### Task details
The answer must consist of every line from the entries below that contains the word "title".

(Stored entries)
= = = = =
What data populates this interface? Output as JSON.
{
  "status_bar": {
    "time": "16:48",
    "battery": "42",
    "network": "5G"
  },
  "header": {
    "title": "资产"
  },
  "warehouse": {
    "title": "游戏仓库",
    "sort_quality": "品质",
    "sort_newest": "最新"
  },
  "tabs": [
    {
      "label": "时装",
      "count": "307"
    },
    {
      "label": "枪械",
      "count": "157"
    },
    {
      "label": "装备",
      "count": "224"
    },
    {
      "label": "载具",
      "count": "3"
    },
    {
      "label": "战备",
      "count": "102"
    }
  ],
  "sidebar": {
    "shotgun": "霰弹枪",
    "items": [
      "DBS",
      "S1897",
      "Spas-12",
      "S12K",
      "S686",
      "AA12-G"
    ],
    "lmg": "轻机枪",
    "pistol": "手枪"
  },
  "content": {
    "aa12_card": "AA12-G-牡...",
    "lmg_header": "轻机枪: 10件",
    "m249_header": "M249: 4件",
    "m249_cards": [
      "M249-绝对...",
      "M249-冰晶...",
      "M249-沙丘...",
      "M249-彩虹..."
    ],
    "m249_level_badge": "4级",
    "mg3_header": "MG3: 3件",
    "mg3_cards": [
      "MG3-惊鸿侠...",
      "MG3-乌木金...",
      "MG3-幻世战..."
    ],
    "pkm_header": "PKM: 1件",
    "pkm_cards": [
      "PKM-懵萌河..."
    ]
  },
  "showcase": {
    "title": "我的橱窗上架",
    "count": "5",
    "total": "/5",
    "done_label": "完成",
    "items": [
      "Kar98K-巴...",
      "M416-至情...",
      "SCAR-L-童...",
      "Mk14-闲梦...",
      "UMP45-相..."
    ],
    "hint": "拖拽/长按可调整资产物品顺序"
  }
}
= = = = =
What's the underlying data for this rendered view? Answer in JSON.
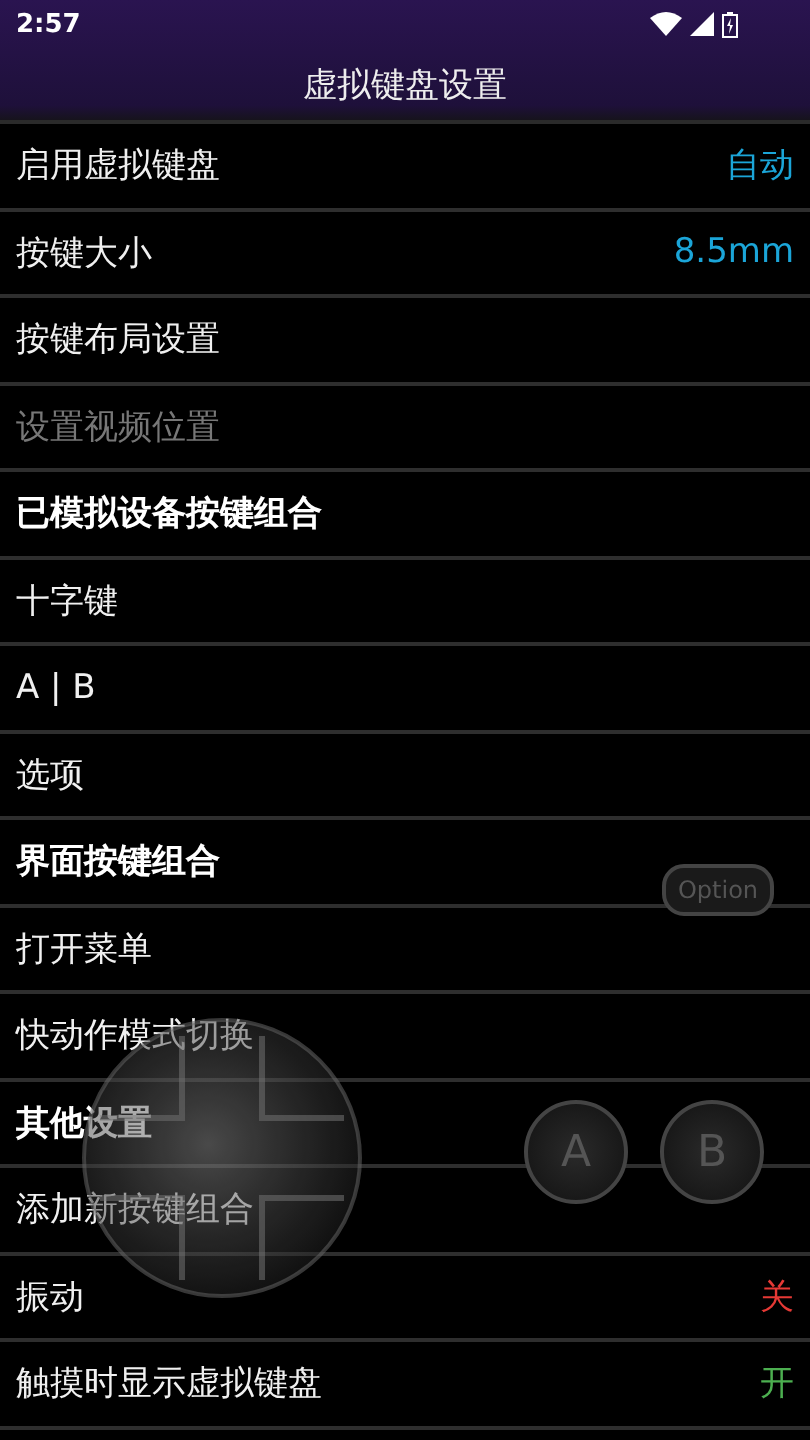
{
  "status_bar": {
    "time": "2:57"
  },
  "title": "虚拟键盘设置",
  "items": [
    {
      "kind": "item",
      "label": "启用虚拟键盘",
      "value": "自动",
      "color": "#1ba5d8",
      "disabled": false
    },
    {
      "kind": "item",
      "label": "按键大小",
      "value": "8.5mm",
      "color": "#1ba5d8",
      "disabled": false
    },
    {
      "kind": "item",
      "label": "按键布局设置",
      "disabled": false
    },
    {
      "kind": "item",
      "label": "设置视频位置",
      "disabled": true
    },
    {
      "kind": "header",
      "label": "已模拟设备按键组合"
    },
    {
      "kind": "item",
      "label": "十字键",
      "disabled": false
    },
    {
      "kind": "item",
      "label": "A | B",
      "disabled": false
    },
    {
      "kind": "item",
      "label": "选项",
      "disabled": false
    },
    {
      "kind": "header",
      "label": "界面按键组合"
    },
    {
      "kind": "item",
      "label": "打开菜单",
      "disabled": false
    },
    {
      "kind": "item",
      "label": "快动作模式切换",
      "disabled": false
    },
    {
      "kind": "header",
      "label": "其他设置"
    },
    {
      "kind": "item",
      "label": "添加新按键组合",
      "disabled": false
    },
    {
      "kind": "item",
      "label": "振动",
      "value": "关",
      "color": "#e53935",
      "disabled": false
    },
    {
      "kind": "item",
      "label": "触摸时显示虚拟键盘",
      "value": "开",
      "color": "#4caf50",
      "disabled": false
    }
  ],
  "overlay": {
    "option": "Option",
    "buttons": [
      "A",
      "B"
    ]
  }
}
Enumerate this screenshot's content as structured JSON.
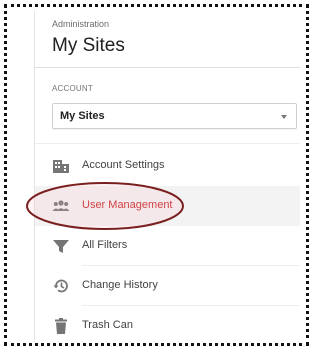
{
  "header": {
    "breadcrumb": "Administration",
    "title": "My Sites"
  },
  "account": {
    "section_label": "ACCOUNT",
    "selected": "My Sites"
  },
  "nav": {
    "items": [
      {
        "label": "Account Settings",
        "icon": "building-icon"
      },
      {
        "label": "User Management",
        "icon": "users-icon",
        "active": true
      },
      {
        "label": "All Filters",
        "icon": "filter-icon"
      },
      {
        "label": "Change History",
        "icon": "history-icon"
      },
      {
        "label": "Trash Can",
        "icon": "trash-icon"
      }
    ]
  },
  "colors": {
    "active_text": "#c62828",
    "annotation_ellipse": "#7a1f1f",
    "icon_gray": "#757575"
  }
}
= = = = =
### Task output
    "title": "资产"
    "title": "游戏仓库",
    "title": "我的橱窗上架",
  "title": "虚拟键盘设置",
    "title": "My Sites"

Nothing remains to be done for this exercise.